You can’t expect to climb far as a solo-queue Sova if you’re still trying to ‘eyeball’ how much charge it takes to send a projectile over certain distances, hopping before shooting an arrow to give it that last bit of bounce you think it needs, or walking out of cover to angle the shot into a narrow corridor.
There are great resources to learn the most effective Recon or Shock Bolt lineups, and players should know at least some of them to make use of his game-best recon kit.
His Ultimate can keep people off the Spike from a considerable range, the Owl Drone is incredible to get intel before a push, and his arrows give him cross-map scouting/damage. Only caveat: Learn reliable lineups.
Jett’s abilities are all about complimenting the player that picks her. She has the best movement of all the Agents and her Ultimate rewards great aim, as well as decision-making.
Solo-queue players can use her Updraft and Tailwind to break through tight chokeholds, and her Cloudburts are great for setting up dashes — since you’re able to guide them into place.
That being said, without learning the basics for map awareness, Jett has huge potential to fall flat on her face. Dashing into a corridor full of enemies is only going to end one way.
But a good understanding can go a long way to make her a versatile Op-er, or a fun option to get behind enemy lines. Though she’s becoming popular for players that prioritize high mobility, be careful not to use that agility to dash toward a quicker death.
There are so many good things to say about Viper’s abilities, but they mostly apply to a coordinated environment, not solo-queue.
Toxic Screen can come up and down at will, which opens up mid or late-round readjustments. Her Poison Cloud is fine and can create fantastic — but obvious — one way smokes.
While her Snake Bite is scarcely usable, her Ultimate can realistically stop the other team’s plans in its tracks.
She sounds like a really well-balanced Agent, but that’s only if you have a team who is willing to have a semblance of cohesion. Solo-queue is not an environment where a good Viper can really shine, and that’s why she finds herself rock bottom of our tier list.
The great thing about Valorant’s Agents, is that anyone is fun and viable in the right scenario. It’s not unusual to find a Sova who routinely uses a Recon Bolt for a double-kill through a wall, or a Viper who can run circles around a Defense’s weak side.

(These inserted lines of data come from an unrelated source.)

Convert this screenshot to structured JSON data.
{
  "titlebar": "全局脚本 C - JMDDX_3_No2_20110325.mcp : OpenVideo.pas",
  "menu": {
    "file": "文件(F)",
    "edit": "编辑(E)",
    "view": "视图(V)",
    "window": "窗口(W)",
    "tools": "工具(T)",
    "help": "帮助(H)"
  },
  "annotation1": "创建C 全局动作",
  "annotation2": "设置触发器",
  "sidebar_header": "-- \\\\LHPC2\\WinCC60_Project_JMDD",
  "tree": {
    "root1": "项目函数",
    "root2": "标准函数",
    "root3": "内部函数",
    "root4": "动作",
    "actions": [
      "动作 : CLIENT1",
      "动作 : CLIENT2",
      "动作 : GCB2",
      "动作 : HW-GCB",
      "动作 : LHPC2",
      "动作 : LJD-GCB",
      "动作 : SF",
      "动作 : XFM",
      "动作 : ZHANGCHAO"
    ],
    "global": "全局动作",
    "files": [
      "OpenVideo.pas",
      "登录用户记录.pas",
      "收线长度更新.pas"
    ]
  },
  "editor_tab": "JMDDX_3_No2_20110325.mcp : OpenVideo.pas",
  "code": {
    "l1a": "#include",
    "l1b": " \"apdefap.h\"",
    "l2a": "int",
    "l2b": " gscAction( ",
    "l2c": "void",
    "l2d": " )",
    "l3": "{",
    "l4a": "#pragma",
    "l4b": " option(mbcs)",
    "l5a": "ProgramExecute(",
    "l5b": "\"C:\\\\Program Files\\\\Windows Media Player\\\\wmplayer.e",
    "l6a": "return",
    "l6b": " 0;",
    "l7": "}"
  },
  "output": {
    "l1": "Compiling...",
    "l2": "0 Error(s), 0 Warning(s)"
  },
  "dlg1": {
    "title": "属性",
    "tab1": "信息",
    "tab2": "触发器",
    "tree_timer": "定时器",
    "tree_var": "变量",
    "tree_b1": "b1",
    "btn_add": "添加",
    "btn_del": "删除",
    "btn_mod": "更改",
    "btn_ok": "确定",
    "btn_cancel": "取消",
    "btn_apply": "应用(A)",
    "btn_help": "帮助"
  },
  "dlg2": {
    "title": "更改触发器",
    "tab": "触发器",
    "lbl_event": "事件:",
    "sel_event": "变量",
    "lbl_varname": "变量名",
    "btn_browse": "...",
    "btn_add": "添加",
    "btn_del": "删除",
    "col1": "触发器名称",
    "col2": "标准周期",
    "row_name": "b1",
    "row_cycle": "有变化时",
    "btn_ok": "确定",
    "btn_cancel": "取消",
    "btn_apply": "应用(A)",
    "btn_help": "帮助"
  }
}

But going into Competitive with a character that offers more tools for a wide range of situations will make climbing the ranks as a solo queued player much more sustainable.